= Directions =
The lines to copy are those with "true" in them. Pull each one from the entries below.

[Dataset records]
□ □ □ □

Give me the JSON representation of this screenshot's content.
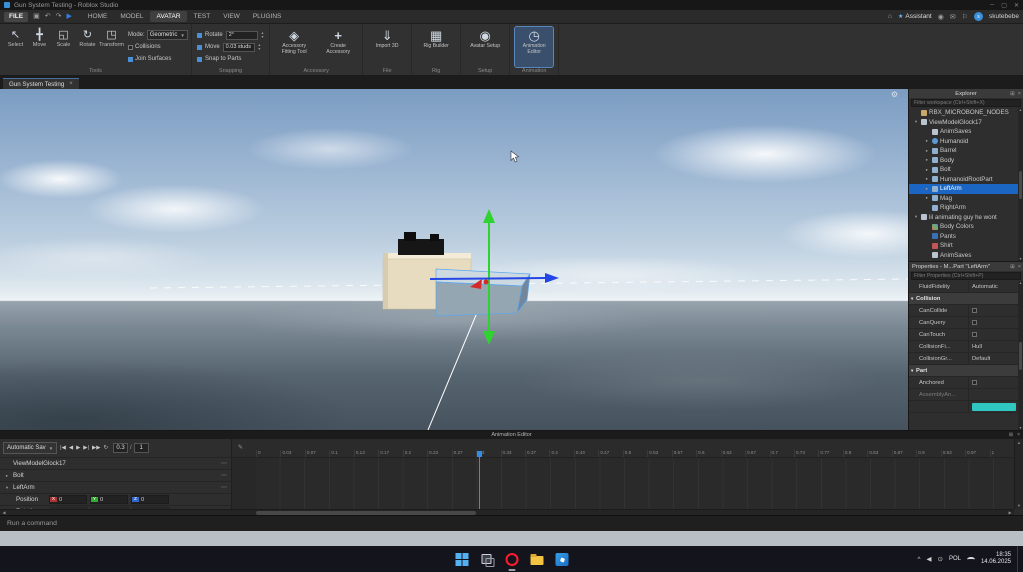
{
  "window": {
    "title": "Gun System Testing - Roblox Studio",
    "controls": {
      "minimize": "─",
      "maximize": "▢",
      "close": "✕"
    }
  },
  "colors": {
    "selection_blue": "#1a66c2",
    "gizmo_green": "#2fd32f",
    "gizmo_blue": "#2446e6",
    "gizmo_red": "#d42a2a",
    "playhead_blue": "#2e8fe8",
    "sky_top": "#7b9cc2",
    "water": "#56646f"
  },
  "menubar": {
    "file_label": "FILE",
    "tabs": [
      {
        "label": "HOME",
        "active": false
      },
      {
        "label": "MODEL",
        "active": false
      },
      {
        "label": "AVATAR",
        "active": true
      },
      {
        "label": "TEST",
        "active": false
      },
      {
        "label": "VIEW",
        "active": false
      },
      {
        "label": "PLUGINS",
        "active": false
      }
    ],
    "assistant_label": "Assistant",
    "username": "skutebebe"
  },
  "ribbon": {
    "groups": {
      "tools": "Tools",
      "snapping": "Snapping",
      "accessory": "Accessory",
      "file": "File",
      "rig": "Rig",
      "setup": "Setup",
      "animation": "Animation"
    },
    "tools": [
      {
        "label": "Select",
        "icon": "select"
      },
      {
        "label": "Move",
        "icon": "move"
      },
      {
        "label": "Scale",
        "icon": "scale"
      },
      {
        "label": "Rotate",
        "icon": "rotate"
      },
      {
        "label": "Transform",
        "icon": "transform"
      }
    ],
    "mode_label": "Mode:",
    "mode_value": "Geometric",
    "collisions_label": "Collisions",
    "collisions_checked": false,
    "join_surfaces_label": "Join Surfaces",
    "join_surfaces_checked": true,
    "snap_rotate_label": "Rotate",
    "snap_rotate_value": "2°",
    "snap_rotate_checked": true,
    "snap_move_label": "Move",
    "snap_move_value": "0.03 studs",
    "snap_move_checked": true,
    "snap_parts_label": "Snap to Parts",
    "snap_parts_checked": true,
    "big_buttons": [
      {
        "label": "Accessory Fitting Tool",
        "icon": "accessory-fitting",
        "active": false
      },
      {
        "label": "Create Accessory",
        "icon": "create-accessory",
        "active": false
      },
      {
        "label": "Import 3D",
        "icon": "import-3d",
        "active": false
      },
      {
        "label": "Rig Builder",
        "icon": "rig-builder",
        "active": false
      },
      {
        "label": "Avatar Setup",
        "icon": "avatar-setup",
        "active": false
      },
      {
        "label": "Animation Editor",
        "icon": "animation-editor",
        "active": true
      }
    ]
  },
  "doc_tab": {
    "label": "Gun System Testing",
    "close_glyph": "×"
  },
  "explorer": {
    "title": "Explorer",
    "filter_placeholder": "Filter workspace (Ctrl+Shift+X)",
    "items": [
      {
        "label": "RBX_MICROBONE_NODES",
        "icon": "folder",
        "depth": 0,
        "expand": "leaf",
        "selected": false
      },
      {
        "label": "ViewModelGlock17",
        "icon": "model",
        "depth": 0,
        "expand": "open",
        "selected": false
      },
      {
        "label": "AnimSaves",
        "icon": "model",
        "depth": 1,
        "expand": "leaf",
        "selected": false
      },
      {
        "label": "Humanoid",
        "icon": "humanoid",
        "depth": 1,
        "expand": "closed",
        "selected": false
      },
      {
        "label": "Barrel",
        "icon": "part",
        "depth": 1,
        "expand": "closed",
        "selected": false
      },
      {
        "label": "Body",
        "icon": "part",
        "depth": 1,
        "expand": "closed",
        "selected": false
      },
      {
        "label": "Bolt",
        "icon": "part",
        "depth": 1,
        "expand": "closed",
        "selected": false
      },
      {
        "label": "HumanoidRootPart",
        "icon": "part",
        "depth": 1,
        "expand": "closed",
        "selected": false
      },
      {
        "label": "LeftArm",
        "icon": "part",
        "depth": 1,
        "expand": "closed",
        "selected": true
      },
      {
        "label": "Mag",
        "icon": "part",
        "depth": 1,
        "expand": "closed",
        "selected": false
      },
      {
        "label": "RightArm",
        "icon": "part",
        "depth": 1,
        "expand": "leaf",
        "selected": false
      },
      {
        "label": "lil animating guy he wont",
        "icon": "model",
        "depth": 0,
        "expand": "open",
        "selected": false
      },
      {
        "label": "Body Colors",
        "icon": "bodycolors",
        "depth": 1,
        "expand": "leaf",
        "selected": false
      },
      {
        "label": "Pants",
        "icon": "pants",
        "depth": 1,
        "expand": "leaf",
        "selected": false
      },
      {
        "label": "Shirt",
        "icon": "shirt",
        "depth": 1,
        "expand": "leaf",
        "selected": false
      },
      {
        "label": "AnimSaves",
        "icon": "model",
        "depth": 1,
        "expand": "leaf",
        "selected": false
      }
    ]
  },
  "properties": {
    "title": "Properties - M...Part \"LeftArm\"",
    "filter_placeholder": "Filter Properties (Ctrl+Shift+P)",
    "rows": [
      {
        "type": "row",
        "label": "FluidFidelity",
        "value": "Automatic"
      },
      {
        "type": "section",
        "label": "Collision"
      },
      {
        "type": "check",
        "label": "CanCollide",
        "checked": false
      },
      {
        "type": "check",
        "label": "CanQuery",
        "checked": false
      },
      {
        "type": "check",
        "label": "CanTouch",
        "checked": false
      },
      {
        "type": "row",
        "label": "CollisionFi...",
        "value": "Hull"
      },
      {
        "type": "row",
        "label": "CollisionGr...",
        "value": "Default"
      },
      {
        "type": "section",
        "label": "Part"
      },
      {
        "type": "check",
        "label": "Anchored",
        "checked": false
      },
      {
        "type": "row",
        "label": "AssemblyAn...",
        "value": "",
        "grayed": true
      },
      {
        "type": "swatch",
        "label": "",
        "color": "#2fc7c0"
      }
    ]
  },
  "animation_editor": {
    "title": "Animation Editor",
    "save_label": "Automatic Sav",
    "transport": [
      {
        "name": "skip-to-start-button",
        "glyph": "|◀"
      },
      {
        "name": "previous-keyframe-button",
        "glyph": "◀"
      },
      {
        "name": "play-button",
        "glyph": "▶"
      },
      {
        "name": "next-keyframe-button",
        "glyph": "▶|"
      },
      {
        "name": "skip-to-end-button",
        "glyph": "▶▶"
      },
      {
        "name": "loop-button",
        "glyph": "↻"
      }
    ],
    "time_current": "0.3",
    "time_divider": "/",
    "time_total": "1",
    "axes": [
      "X",
      "Y",
      "Z"
    ],
    "tracks": {
      "rig": "ViewModelGlock17",
      "bolt": "Bolt",
      "left_arm": "LeftArm",
      "position": "Position",
      "rotation": "Rotation",
      "position_values": {
        "x": "0",
        "y": "0",
        "z": "0"
      },
      "rotation_values": {
        "x": "",
        "y": "",
        "z": ""
      }
    },
    "ruler": [
      "0",
      "0.03",
      "0.07",
      "0.1",
      "0.13",
      "0.17",
      "0.2",
      "0.23",
      "0.27",
      "0.3",
      "0.33",
      "0.37",
      "0.4",
      "0.43",
      "0.47",
      "0.5",
      "0.53",
      "0.57",
      "0.6",
      "0.63",
      "0.67",
      "0.7",
      "0.73",
      "0.77",
      "0.8",
      "0.83",
      "0.87",
      "0.9",
      "0.93",
      "0.97",
      "1"
    ]
  },
  "command_bar": {
    "placeholder": "Run a command"
  },
  "taskbar": {
    "icons": [
      {
        "name": "start-button",
        "icon": "start",
        "open": false
      },
      {
        "name": "task-view-button",
        "icon": "task-view",
        "open": false
      },
      {
        "name": "opera-browser-button",
        "icon": "opera",
        "open": true
      },
      {
        "name": "file-explorer-button",
        "icon": "file-explorer",
        "open": true
      },
      {
        "name": "roblox-studio-button",
        "icon": "roblox-studio",
        "open": true
      }
    ],
    "tray": {
      "lang": "POL",
      "time": "18:35",
      "date": "14.06.2025"
    }
  }
}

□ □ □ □

= Task answer =
        "active": true
    "join_surfaces_checked": true,
    "snap_rotate_checked": true,
    "snap_move_checked": true,
    "snap_parts_checked": true,
        "active": true
        "selected": true
        "grayed": true
        "open": true
        "open": true
        "open": true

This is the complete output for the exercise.